There's a little girl, 4 years old and as tomboy as you can be, with bug jars and cowboy boots. One day, she comes home from preschool crying with her pants soaked in urine.
Her mom asks what happened and she responds that the other girls stopped her from using the girl's bathroom because she wasn't like them, and her teacher had already told her she couldn't use the boys'.
She didn't know what to do – she had had two cups of red juice and couldn't hold it any longer. She was 4 years old and already had learned there was no place for a person like her to relieve herself, that not having a bathroom to use would be a constant problem for the rest of her life.
By the age of 4, the other kids had been taught to exclude children who weren't just like them.
This anecdote, from author and artist Ivan Coyote, describes only one kind of person harmed by overly rigid bathroom rules. Such rules force people to use bathrooms based on their sex rather than their gender. Sex refers to biology, while gender refers to identity.
In 2015, under Gov. Mike Pence, Indiana passed the controversial Senate Bill 101, which allows for discrimination against LGBT people in the name of religious freedom. Groups like the Alliance Defending Freedom use SB 101 to encourage schools to prohibit transgender students from using the bathroom they identify with.
SB 101 and laws like it cause many more problems than they “solve,” harming trans Americans and others alike. In one of the largest studies ever conducted on trans and gender nonconforming people and bathrooms, the Williams Institute of Law at UCLA found that 70% of these individuals have been “denied access, verbally harassed, or physically assaulted” when trying to use public bathrooms.
Another study by the institute found that Massachusetts laws prohibiting gender discrimination in bathroom use did not increase the incidence of privacy or safety crimes. Laws like these hurt no one.
Transgender people are not a threat. They are like anyone else: they have careers, partners and children. The only thing that makes them different is that they grew up realizing they had a mind that mismatched their bodies.
For those who have transitioned, laws like SB 101 leave them unable to use any bathroom outside their house that isn't one of a few public unisex bathrooms that they have come to know by heart.
The problem is trickier for people who are gender nonconforming. Among them are non-binary and androgynous people as well as feminine men and masculine women. While trans people can ideally feel at home in a gendered bathroom, gender nonconforming people cannot. Often their choice is between being potentially assaulted physically in one bathroom or verbally in the other.
For them, as for trans people, rigid bathroom rules lead to emotional exhaustion, high anxiety, dehydration, and – when people have to choose to hold it – high rates of urinal tract infections.
According to a Human Rights Campaign study, a third of transgender people have avoided food or water due to restroom discrimination. Hate-driven attacks and murders of trans people are rising, with 26 people murdered in 2018 and 13 already this year.

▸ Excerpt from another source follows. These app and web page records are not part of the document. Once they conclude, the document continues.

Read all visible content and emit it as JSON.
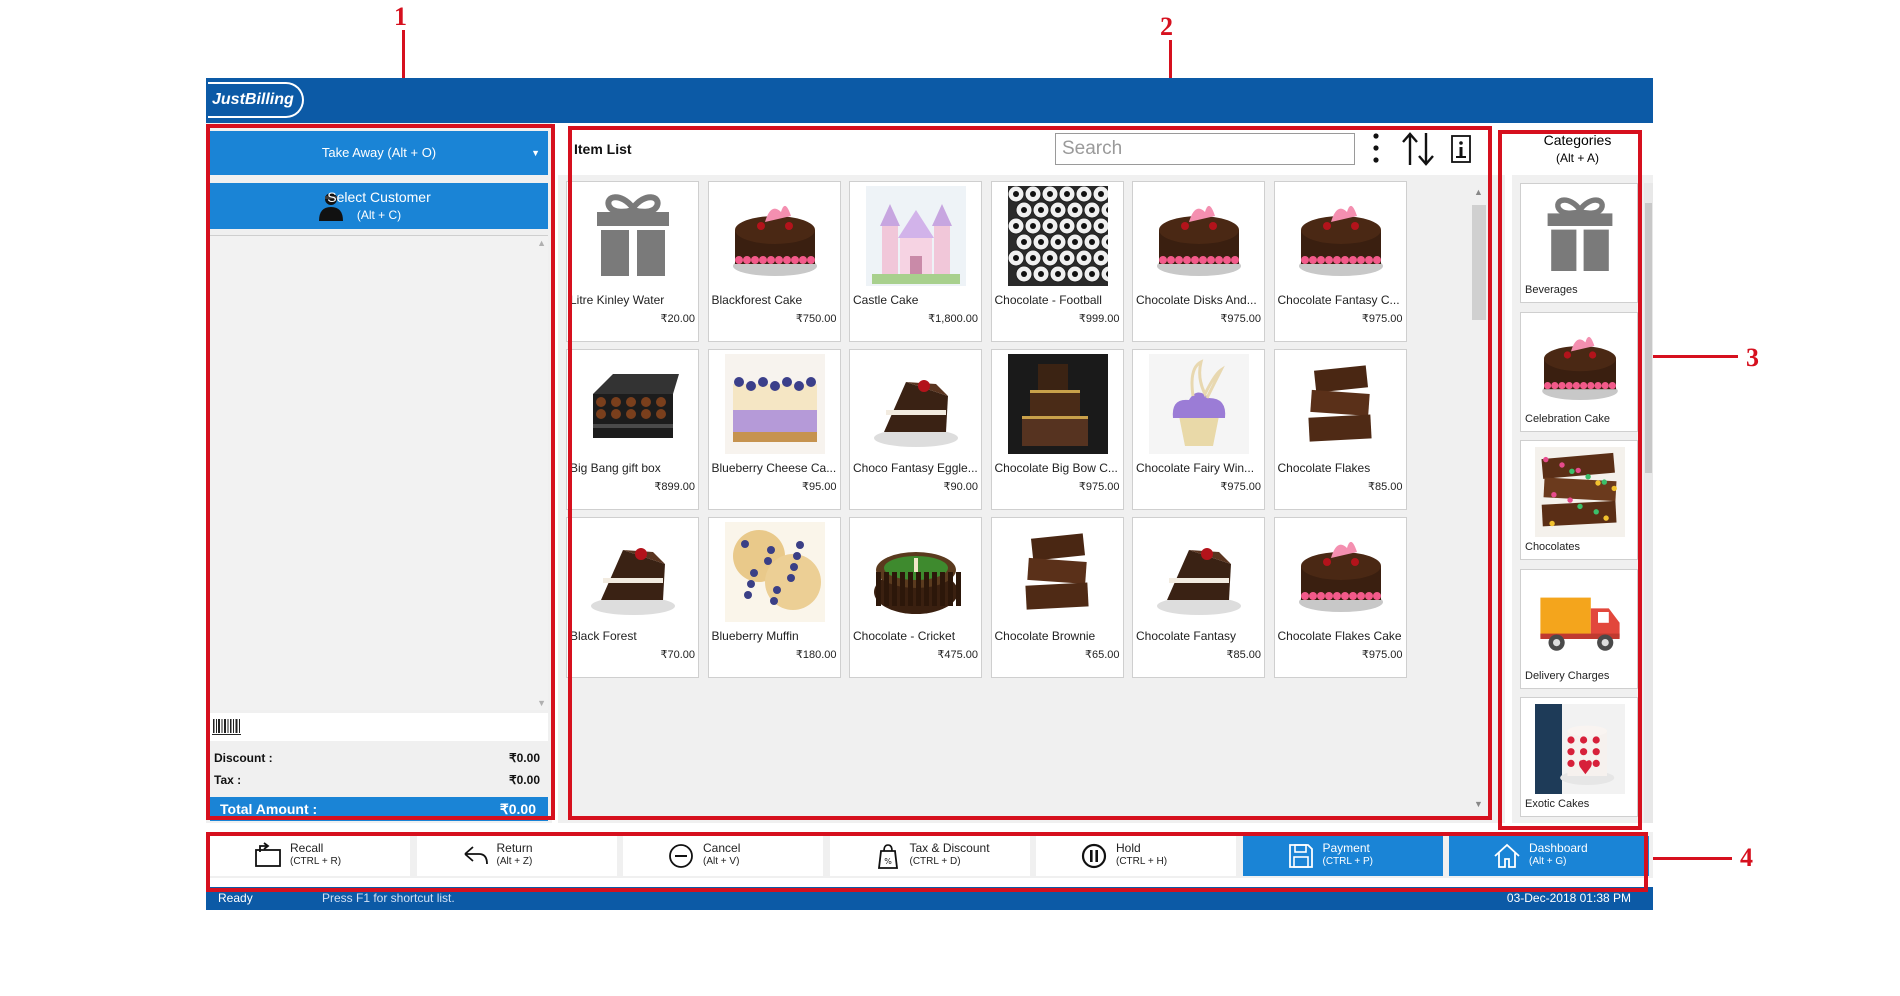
{
  "app": {
    "logo_text": "JustBilling"
  },
  "annotations": [
    "1",
    "2",
    "3",
    "4"
  ],
  "left_panel": {
    "order_type": "Take Away (Alt + O)",
    "customer_label": "Select Customer",
    "customer_shortcut": "(Alt + C)",
    "discount_label": "Discount :",
    "discount_value": "₹0.00",
    "tax_label": "Tax :",
    "tax_value": "₹0.00",
    "total_label": "Total Amount :",
    "total_value": "₹0.00"
  },
  "item_list": {
    "title": "Item List",
    "search_placeholder": "Search",
    "items": [
      {
        "name": "Litre Kinley Water",
        "price": "₹20.00",
        "icon": "gift-icon"
      },
      {
        "name": "Blackforest Cake",
        "price": "₹750.00",
        "icon": "cake-photo"
      },
      {
        "name": "Castle Cake",
        "price": "₹1,800.00",
        "icon": "castle-cake-photo"
      },
      {
        "name": "Chocolate - Football",
        "price": "₹999.00",
        "icon": "football-photo"
      },
      {
        "name": "Chocolate Disks And...",
        "price": "₹975.00",
        "icon": "cake-photo"
      },
      {
        "name": "Chocolate Fantasy C...",
        "price": "₹975.00",
        "icon": "cake-photo"
      },
      {
        "name": "Big Bang gift box",
        "price": "₹899.00",
        "icon": "gift-box-photo"
      },
      {
        "name": "Blueberry Cheese Ca...",
        "price": "₹95.00",
        "icon": "cheesecake-photo"
      },
      {
        "name": "Choco Fantasy Eggle...",
        "price": "₹90.00",
        "icon": "pastry-photo"
      },
      {
        "name": "Chocolate Big Bow C...",
        "price": "₹975.00",
        "icon": "tower-cake-photo"
      },
      {
        "name": "Chocolate Fairy Win...",
        "price": "₹975.00",
        "icon": "cupcake-photo"
      },
      {
        "name": "Chocolate Flakes",
        "price": "₹85.00",
        "icon": "brownie-photo"
      },
      {
        "name": "Black Forest",
        "price": "₹70.00",
        "icon": "pastry-photo"
      },
      {
        "name": "Blueberry Muffin",
        "price": "₹180.00",
        "icon": "muffin-photo"
      },
      {
        "name": "Chocolate - Cricket",
        "price": "₹475.00",
        "icon": "cricket-cake-photo"
      },
      {
        "name": "Chocolate Brownie",
        "price": "₹65.00",
        "icon": "brownie-photo"
      },
      {
        "name": "Chocolate Fantasy",
        "price": "₹85.00",
        "icon": "pastry-photo"
      },
      {
        "name": "Chocolate Flakes Cake",
        "price": "₹975.00",
        "icon": "cake-photo"
      }
    ]
  },
  "categories": {
    "title": "Categories",
    "shortcut": "(Alt + A)",
    "items": [
      {
        "name": "Beverages",
        "icon": "gift-icon"
      },
      {
        "name": "Celebration Cake",
        "icon": "cake-photo"
      },
      {
        "name": "Chocolates",
        "icon": "chocolate-photo"
      },
      {
        "name": "Delivery Charges",
        "icon": "truck-icon"
      },
      {
        "name": "Exotic Cakes",
        "icon": "exotic-cake-photo"
      }
    ]
  },
  "toolbar": [
    {
      "label": "Recall",
      "shortcut": "(CTRL + R)",
      "icon": "recall-icon",
      "primary": false
    },
    {
      "label": "Return",
      "shortcut": "(Alt + Z)",
      "icon": "return-icon",
      "primary": false
    },
    {
      "label": "Cancel",
      "shortcut": "(Alt + V)",
      "icon": "cancel-icon",
      "primary": false
    },
    {
      "label": "Tax & Discount",
      "shortcut": "(CTRL + D)",
      "icon": "tax-icon",
      "primary": false
    },
    {
      "label": "Hold",
      "shortcut": "(CTRL + H)",
      "icon": "pause-icon",
      "primary": false
    },
    {
      "label": "Payment",
      "shortcut": "(CTRL + P)",
      "icon": "save-icon",
      "primary": true
    },
    {
      "label": "Dashboard",
      "shortcut": "(Alt + G)",
      "icon": "home-icon",
      "primary": true
    }
  ],
  "status": {
    "state": "Ready",
    "hint": "Press F1 for shortcut list.",
    "datetime": "03-Dec-2018 01:38 PM"
  },
  "colors": {
    "titlebar": "#0c5aa6",
    "accent": "#1a84d6",
    "annotation": "#d6101e"
  }
}
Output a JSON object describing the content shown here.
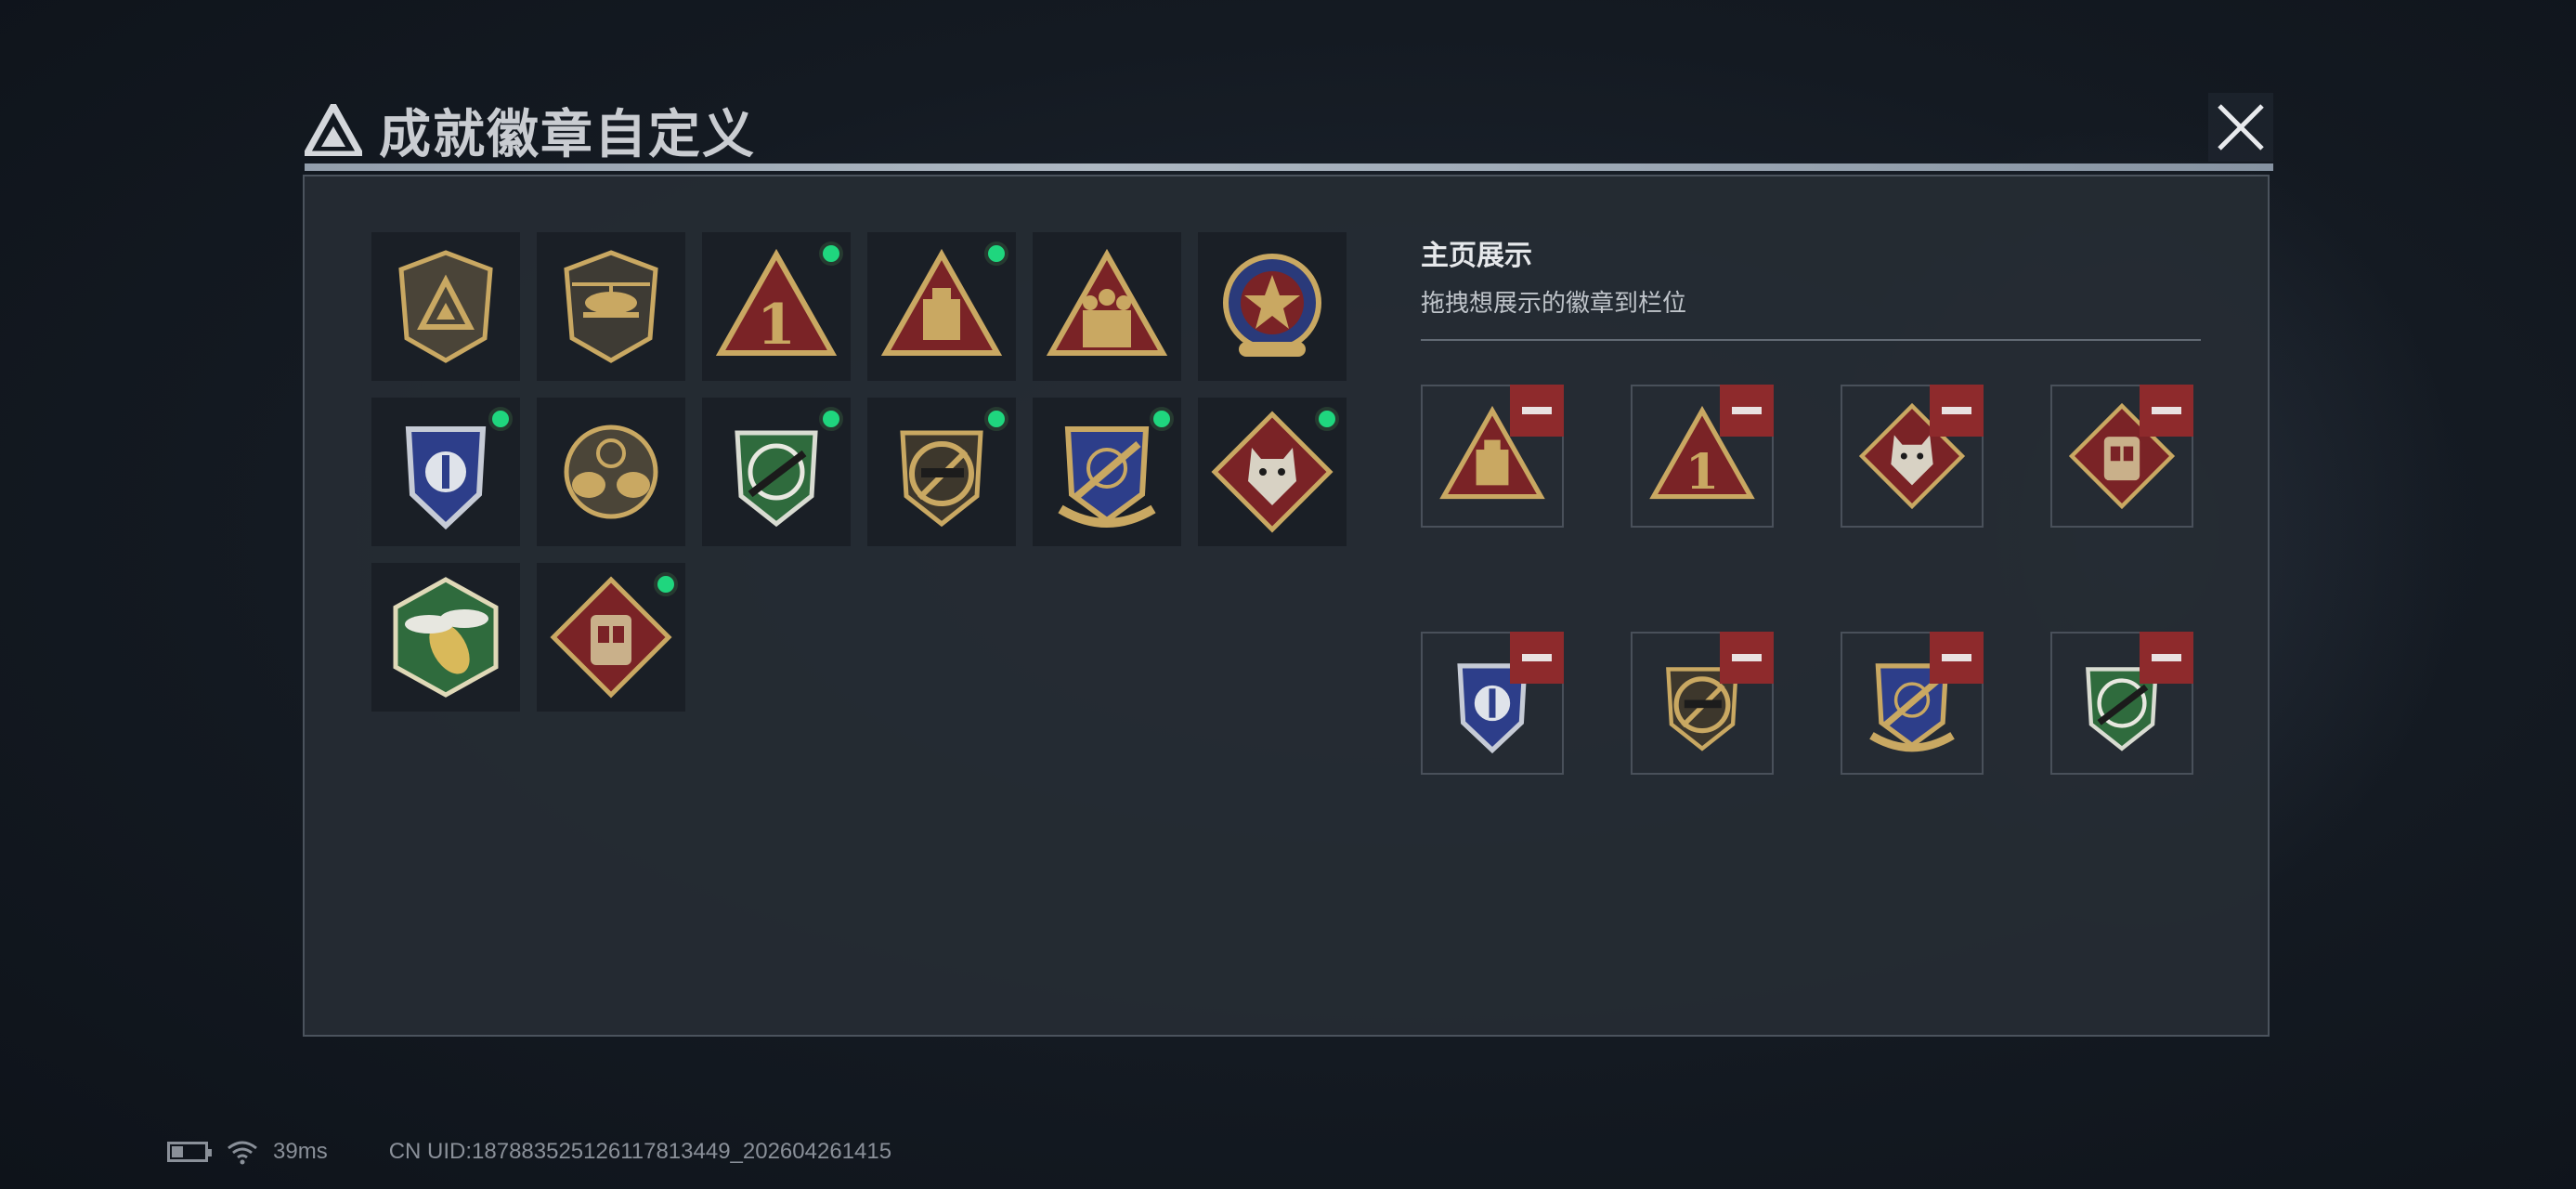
{
  "header": {
    "title": "成就徽章自定义",
    "close_icon": "close-icon",
    "logo_icon": "triangle-logo-icon"
  },
  "colors": {
    "new_dot": "#1fd67e",
    "remove_button": "#8e2a2c",
    "panel_bg": "#262c34"
  },
  "collection": [
    {
      "name": "shield-triangle-badge",
      "new": false
    },
    {
      "name": "helicopter-badge",
      "new": false
    },
    {
      "name": "number-one-triangle-badge",
      "new": true
    },
    {
      "name": "crate-triangle-badge",
      "new": true
    },
    {
      "name": "soldiers-triangle-badge",
      "new": false
    },
    {
      "name": "star-emblem-badge",
      "new": false
    },
    {
      "name": "blue-shield-badge",
      "new": true
    },
    {
      "name": "crosshair-skull-badge",
      "new": false
    },
    {
      "name": "green-rifle-crosshair-badge",
      "new": true
    },
    {
      "name": "rifle-no-sign-badge",
      "new": true
    },
    {
      "name": "gold-blue-crossed-rifles-badge",
      "new": true
    },
    {
      "name": "wolf-diamond-badge",
      "new": true
    },
    {
      "name": "hornet-hexagon-badge",
      "new": false
    },
    {
      "name": "vest-diamond-badge",
      "new": true
    }
  ],
  "showcase": {
    "title": "主页展示",
    "subtitle": "拖拽想展示的徽章到栏位",
    "slots": [
      "crate-triangle-badge",
      "number-one-triangle-badge",
      "wolf-diamond-badge",
      "vest-diamond-badge",
      "blue-shield-badge",
      "rifle-no-sign-badge",
      "gold-blue-crossed-rifles-badge",
      "green-rifle-crosshair-badge"
    ],
    "remove_icon": "minus-icon"
  },
  "status_bar": {
    "ping": "39ms",
    "uid": "CN UID:18788352512611781344‌9_202604261415"
  }
}
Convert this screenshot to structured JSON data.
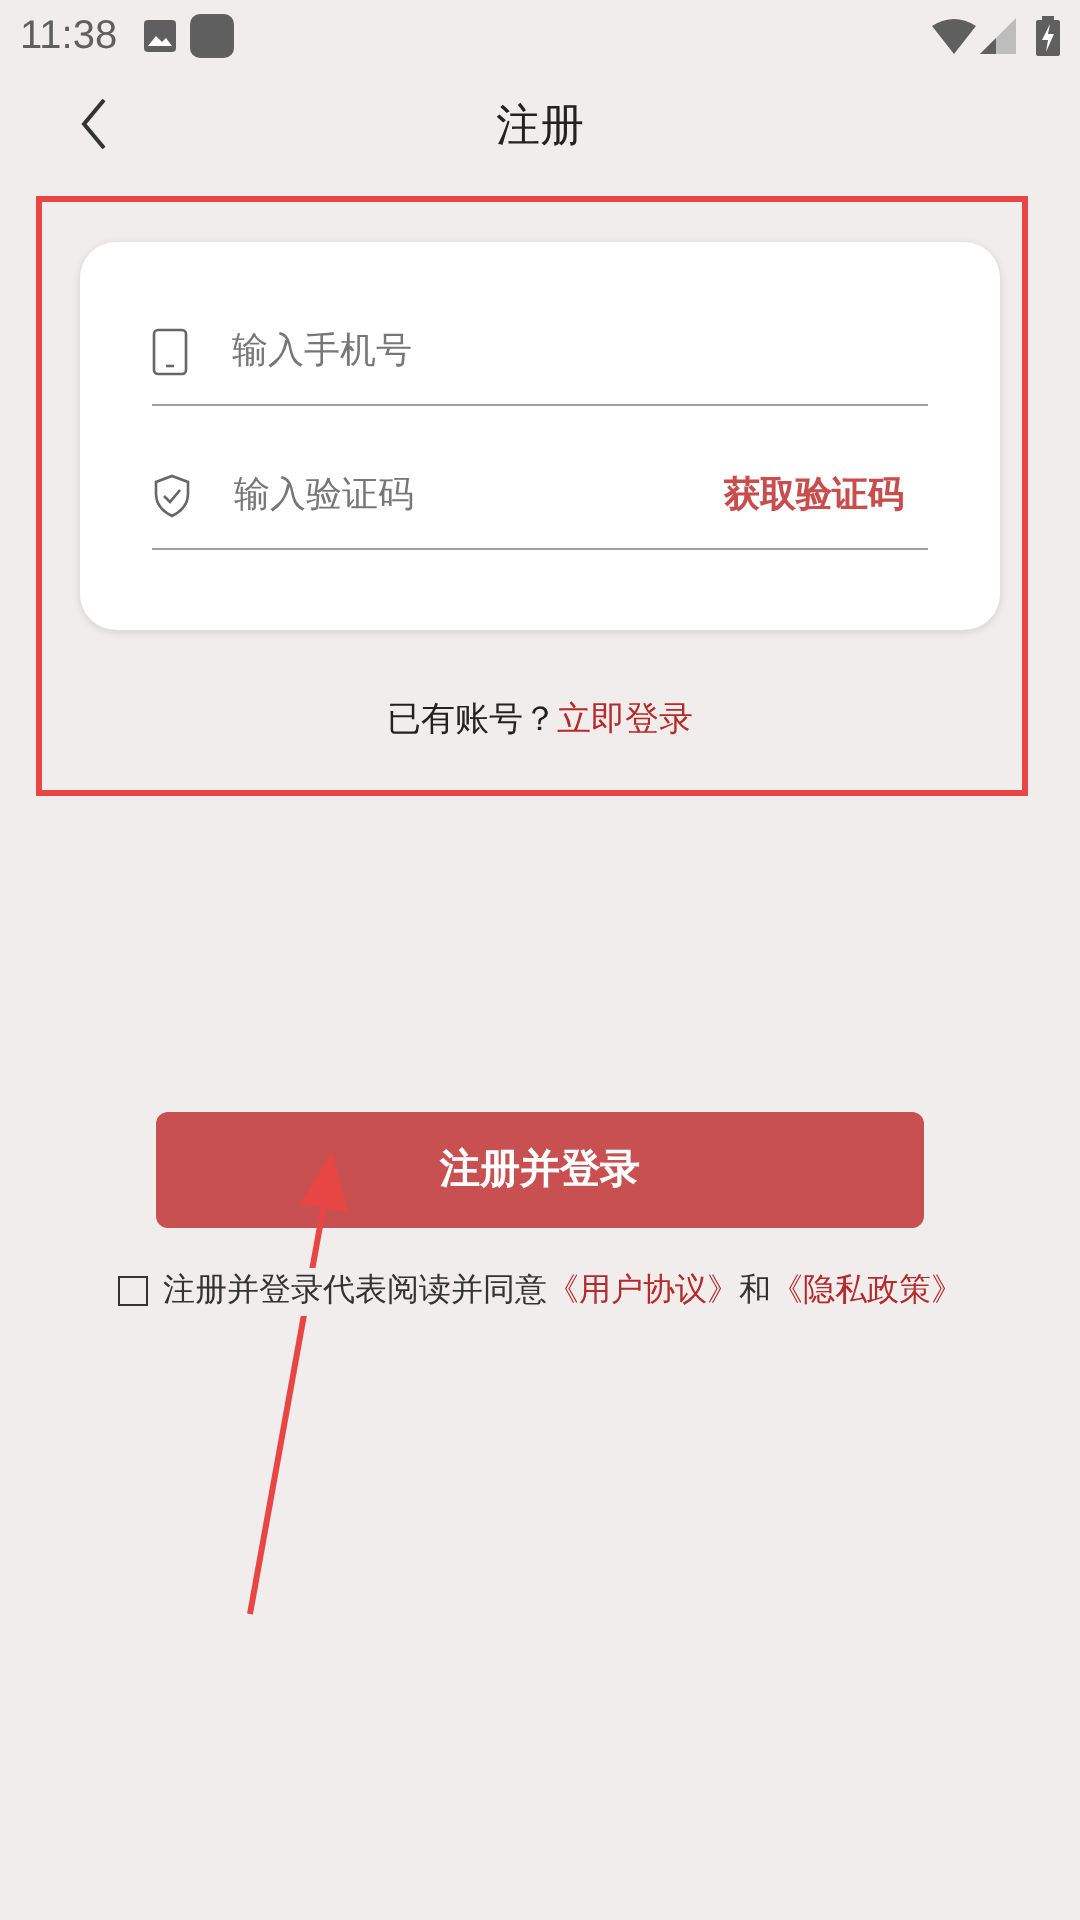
{
  "status_bar": {
    "time": "11:38"
  },
  "header": {
    "title": "注册"
  },
  "form": {
    "phone": {
      "placeholder": "输入手机号"
    },
    "code": {
      "placeholder": "输入验证码",
      "action": "获取验证码"
    }
  },
  "login_prompt": {
    "text": "已有账号？",
    "link": "立即登录"
  },
  "submit": {
    "label": "注册并登录"
  },
  "agreement": {
    "checked": false,
    "parts": [
      {
        "kind": "text",
        "text": "注册并登录代表阅读并同意"
      },
      {
        "kind": "link",
        "text": "《用户协议》"
      },
      {
        "kind": "text",
        "text": "和"
      },
      {
        "kind": "link",
        "text": "《隐私政策》"
      }
    ]
  }
}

Really, trans and gender nonconforming people, like that little girl, are only looking for a place to relieve themselves. They are hoping to not have a confrontation – every time they go into a bathroom, they just hope they can get out.
Some easy improvements can come if we keep an open mind and have a little faith in others. We can convert gendered single-stalled bathrooms into gender-neutral ones with taped temporary signs. We can stop needlessly sorting Porta Potties at city festivals into male and female ones.
The bottom line is that everyone should be able to leave the house and not worry about when they can relieve themselves. No one should be forced to stay home because public restrooms aren't accessible to everyone in our society.
Gender-neutral single-stall bathrooms are essential to the dignity and safety of trans and gender nonconforming people. When it comes down to it, bathrooms are just bathrooms. We all deserve equal access to them.
Phoebe Grayson Toole is a 2019 graduate of Canterbury High School and will attend Haverford College in Pennsylvania in the fall.